Should you buy organic produce, or not?
There may be a few different reasons why someone might choose to buy organic produce — or not — but I suspect the most common has to do with price. At most grocery stores organic produce is more expensive than conventionally grown fruits and vegetables and with a budget to balance each week it’s easy to stick with the conventionally-grown produce.
In the grand scheme of things, that is a healthy approach. Focusing on eating more produce and less meat is one of the best things we can do for our health and for the planet.
Based on this government data, EWG ranks the produce by pesticide load to determine what produce has the highest pesticide residue when consumed and which has the lowest. The produce is tested as it would normally be eaten: apples are washed, kiwis are peeled, greens are rinsed.
Governments set allowable residue limits that it considers safe for most pesticides. In theory this makes sense. The challenge is that most produce is sprayed with multiple pesticides. The residue of each could be within the allowable limit but there is no data supporting what these combined levels of pesticides might mean to our health.
And if we’re all trying to eat five to eight servings of fruits and vegetables each day, no government agency has any idea what the total pesticide load of your average Canadian might be.
Until science has a better idea of what all of this might mean to our health, EWGs guide can be very helpful, if not reassuring.
The produce with the lowest pesticide load:
Called the “Clean 15” these are the fruits and vegetables that we don’t need to buy organic: avocado, sweet corn, pineapple, sweet peas (frozen), onions, papaya, eggplant, asparagus, kiwi, cabbage, cauliflower, cantaloupe, broccoli, mushrooms, honeydew melon.
Even better, at least half of these Clean 15 vegetables are grown locally during the growing season so it’s easy to eat clean and buy local for almost half the year.
The produce with the highest residual pesticide:

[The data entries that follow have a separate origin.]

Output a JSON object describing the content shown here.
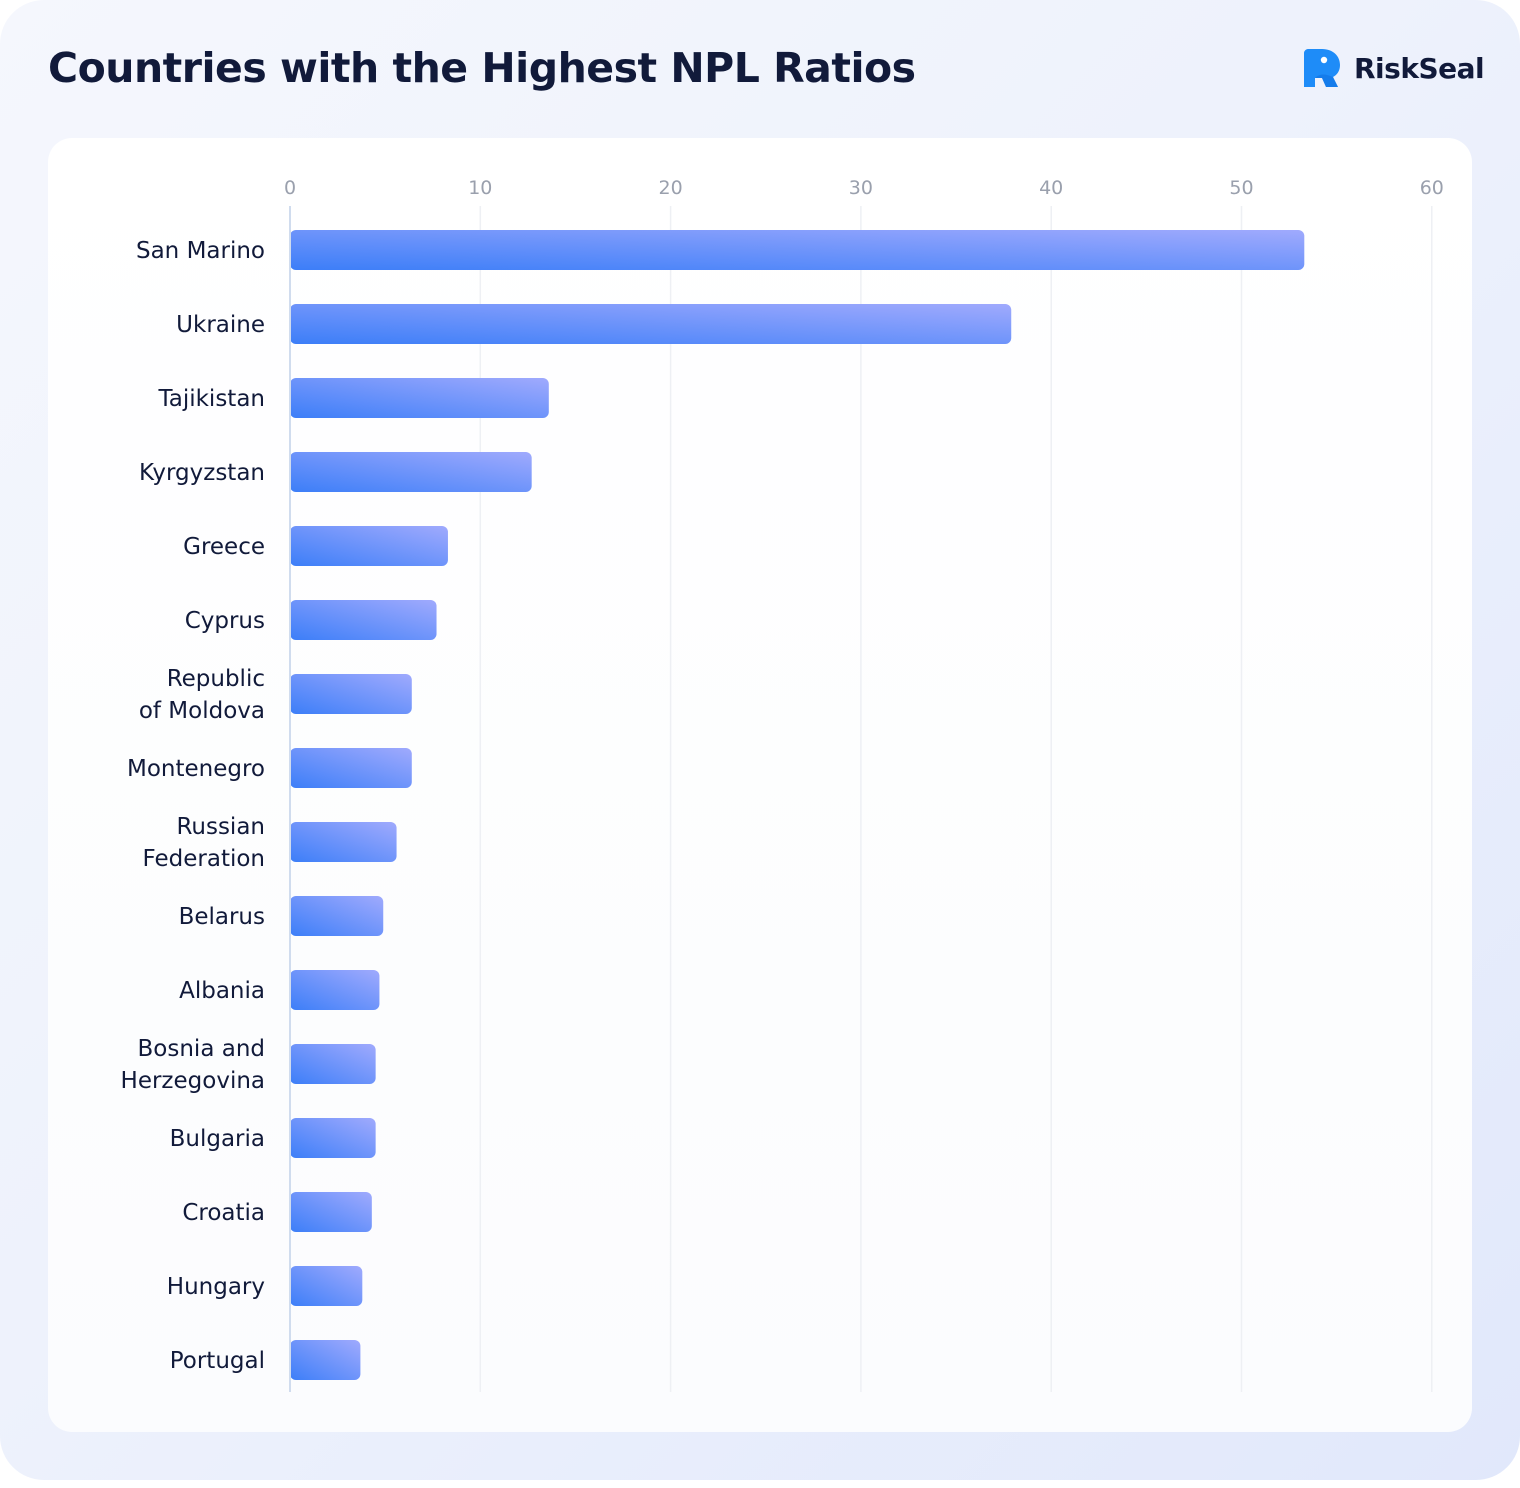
{
  "header": {
    "title": "Countries with the Highest NPL Ratios",
    "brand_name": "RiskSeal",
    "brand_icon": "riskseal-seal-logo-icon"
  },
  "colors": {
    "bar_start": "#3c7ef8",
    "bar_end": "#a0aafd",
    "title": "#111a3a",
    "tick_label": "#9aa0ad",
    "gridline": "#eef0f4",
    "axis": "#d0dcee",
    "logo": "#1e8cf8"
  },
  "chart_data": {
    "type": "bar",
    "orientation": "horizontal",
    "title": "Countries with the Highest NPL Ratios",
    "xlabel": "",
    "ylabel": "",
    "xlim": [
      0,
      60
    ],
    "xticks": [
      0,
      10,
      20,
      30,
      40,
      50,
      60
    ],
    "x_axis_position": "top",
    "grid": true,
    "legend": "none",
    "categories": [
      [
        "San Marino"
      ],
      [
        "Ukraine"
      ],
      [
        "Tajikistan"
      ],
      [
        "Kyrgyzstan"
      ],
      [
        "Greece"
      ],
      [
        "Cyprus"
      ],
      [
        "Republic",
        "of Moldova"
      ],
      [
        "Montenegro"
      ],
      [
        "Russian",
        "Federation"
      ],
      [
        "Belarus"
      ],
      [
        "Albania"
      ],
      [
        "Bosnia and",
        "Herzegovina"
      ],
      [
        "Bulgaria"
      ],
      [
        "Croatia"
      ],
      [
        "Hungary"
      ],
      [
        "Portugal"
      ]
    ],
    "values": [
      53.3,
      37.9,
      13.6,
      12.7,
      8.3,
      7.7,
      6.4,
      6.4,
      5.6,
      4.9,
      4.7,
      4.5,
      4.5,
      4.3,
      3.8,
      3.7
    ]
  }
}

EWG refers to this list as the “Dirty 12” and it is comprised of strawberries, spinach, kale, nectarines, apples, grapes, peaches, cherries, pears, tomatoes, celery, potatoes.
These are the fruits and vegetables that you can consider buying organic, or eat less often.
Think of these lists as tools to help you navigate the produce section at the grocery store. You never want to compromise on the amount of produce that you consume so base your decisions on what works for your family, your budget and your shopping habits.